Source records:
=====

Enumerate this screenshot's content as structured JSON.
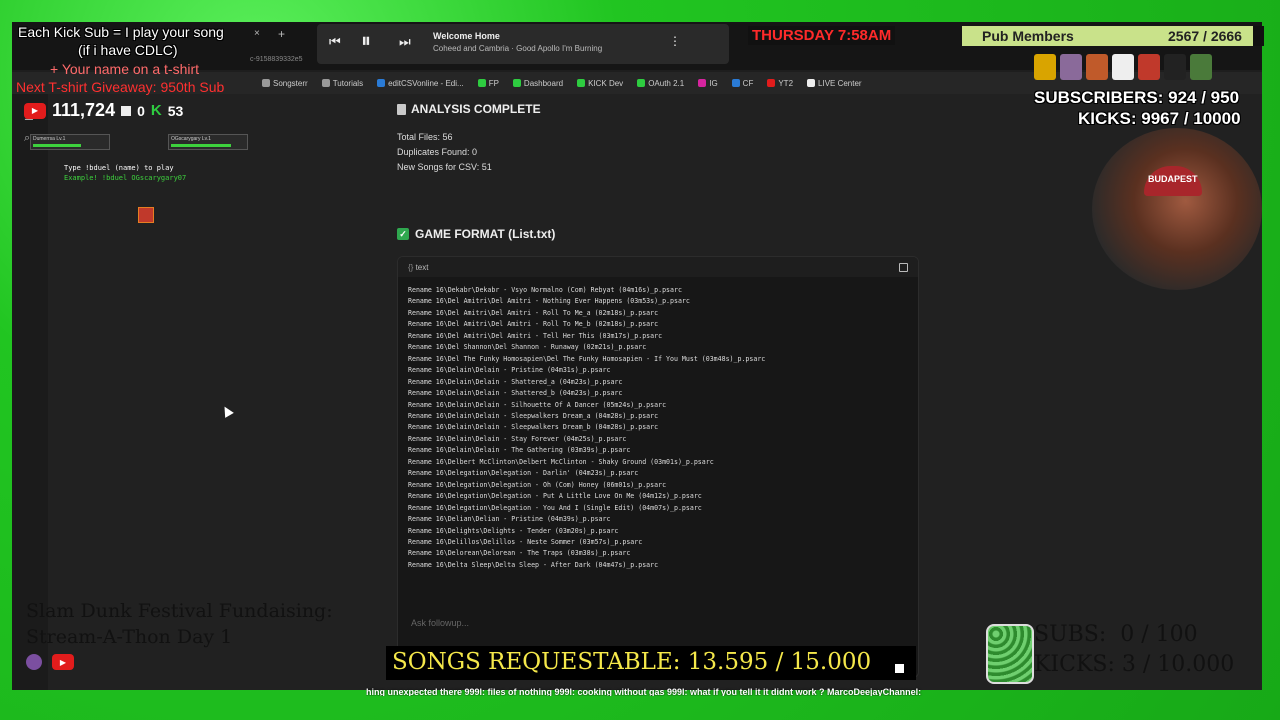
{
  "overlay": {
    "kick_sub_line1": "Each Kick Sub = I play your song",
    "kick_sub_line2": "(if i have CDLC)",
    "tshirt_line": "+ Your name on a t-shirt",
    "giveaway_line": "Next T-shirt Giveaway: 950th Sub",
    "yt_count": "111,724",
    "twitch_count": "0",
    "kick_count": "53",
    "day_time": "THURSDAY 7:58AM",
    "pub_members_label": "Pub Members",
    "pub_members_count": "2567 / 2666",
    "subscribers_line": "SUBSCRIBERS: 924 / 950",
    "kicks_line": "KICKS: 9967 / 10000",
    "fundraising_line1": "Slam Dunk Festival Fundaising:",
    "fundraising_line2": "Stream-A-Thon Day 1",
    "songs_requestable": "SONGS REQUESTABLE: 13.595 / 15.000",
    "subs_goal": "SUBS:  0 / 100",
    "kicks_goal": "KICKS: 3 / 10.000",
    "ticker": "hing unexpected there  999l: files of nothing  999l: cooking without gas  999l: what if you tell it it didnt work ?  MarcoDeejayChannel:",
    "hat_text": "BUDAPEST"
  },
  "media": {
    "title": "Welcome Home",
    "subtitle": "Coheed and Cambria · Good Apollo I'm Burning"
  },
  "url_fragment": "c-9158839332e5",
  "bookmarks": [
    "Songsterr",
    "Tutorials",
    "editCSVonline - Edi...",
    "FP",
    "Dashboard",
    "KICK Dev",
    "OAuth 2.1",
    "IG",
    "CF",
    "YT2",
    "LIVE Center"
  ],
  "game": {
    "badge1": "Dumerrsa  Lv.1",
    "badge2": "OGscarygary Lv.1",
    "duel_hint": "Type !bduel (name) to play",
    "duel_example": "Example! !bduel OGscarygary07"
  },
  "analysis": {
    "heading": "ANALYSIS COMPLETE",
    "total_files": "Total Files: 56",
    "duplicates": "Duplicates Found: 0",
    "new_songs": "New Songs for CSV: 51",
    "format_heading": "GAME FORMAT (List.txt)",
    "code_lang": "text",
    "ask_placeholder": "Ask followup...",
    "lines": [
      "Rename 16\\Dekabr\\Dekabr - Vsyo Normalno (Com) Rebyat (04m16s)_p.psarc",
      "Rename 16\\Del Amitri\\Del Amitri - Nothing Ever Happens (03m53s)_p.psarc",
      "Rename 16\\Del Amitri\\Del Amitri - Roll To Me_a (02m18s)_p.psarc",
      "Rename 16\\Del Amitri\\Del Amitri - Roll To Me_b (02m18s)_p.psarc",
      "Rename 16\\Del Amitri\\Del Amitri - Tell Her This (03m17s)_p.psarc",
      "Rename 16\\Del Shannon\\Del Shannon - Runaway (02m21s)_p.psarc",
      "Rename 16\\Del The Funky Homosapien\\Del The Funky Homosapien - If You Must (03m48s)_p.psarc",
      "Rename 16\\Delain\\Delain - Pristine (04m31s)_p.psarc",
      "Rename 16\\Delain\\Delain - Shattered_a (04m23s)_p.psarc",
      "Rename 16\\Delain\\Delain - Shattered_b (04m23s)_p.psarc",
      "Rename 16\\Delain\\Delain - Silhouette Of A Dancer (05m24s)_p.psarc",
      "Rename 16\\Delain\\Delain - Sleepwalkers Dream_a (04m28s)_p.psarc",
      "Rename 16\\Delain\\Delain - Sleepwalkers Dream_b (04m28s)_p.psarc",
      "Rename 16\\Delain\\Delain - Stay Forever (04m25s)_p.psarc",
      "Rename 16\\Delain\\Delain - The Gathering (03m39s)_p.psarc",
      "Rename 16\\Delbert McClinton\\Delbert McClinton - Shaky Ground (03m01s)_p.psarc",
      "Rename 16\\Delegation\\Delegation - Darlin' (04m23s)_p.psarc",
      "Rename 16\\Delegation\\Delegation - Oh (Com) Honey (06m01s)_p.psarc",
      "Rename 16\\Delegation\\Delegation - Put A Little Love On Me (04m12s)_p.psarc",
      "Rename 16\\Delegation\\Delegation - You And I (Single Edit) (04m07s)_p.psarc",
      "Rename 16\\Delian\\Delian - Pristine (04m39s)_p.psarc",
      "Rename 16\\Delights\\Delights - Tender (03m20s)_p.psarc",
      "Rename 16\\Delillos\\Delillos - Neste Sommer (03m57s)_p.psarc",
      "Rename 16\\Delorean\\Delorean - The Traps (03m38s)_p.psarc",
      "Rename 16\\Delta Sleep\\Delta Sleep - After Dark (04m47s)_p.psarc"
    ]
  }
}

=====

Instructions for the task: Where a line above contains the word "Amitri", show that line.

Answer area:
      "Rename 16\\Del Amitri\\Del Amitri - Nothing Ever Happens (03m53s)_p.psarc",
      "Rename 16\\Del Amitri\\Del Amitri - Roll To Me_a (02m18s)_p.psarc",
      "Rename 16\\Del Amitri\\Del Amitri - Roll To Me_b (02m18s)_p.psarc",
      "Rename 16\\Del Amitri\\Del Amitri - Tell Her This (03m17s)_p.psarc",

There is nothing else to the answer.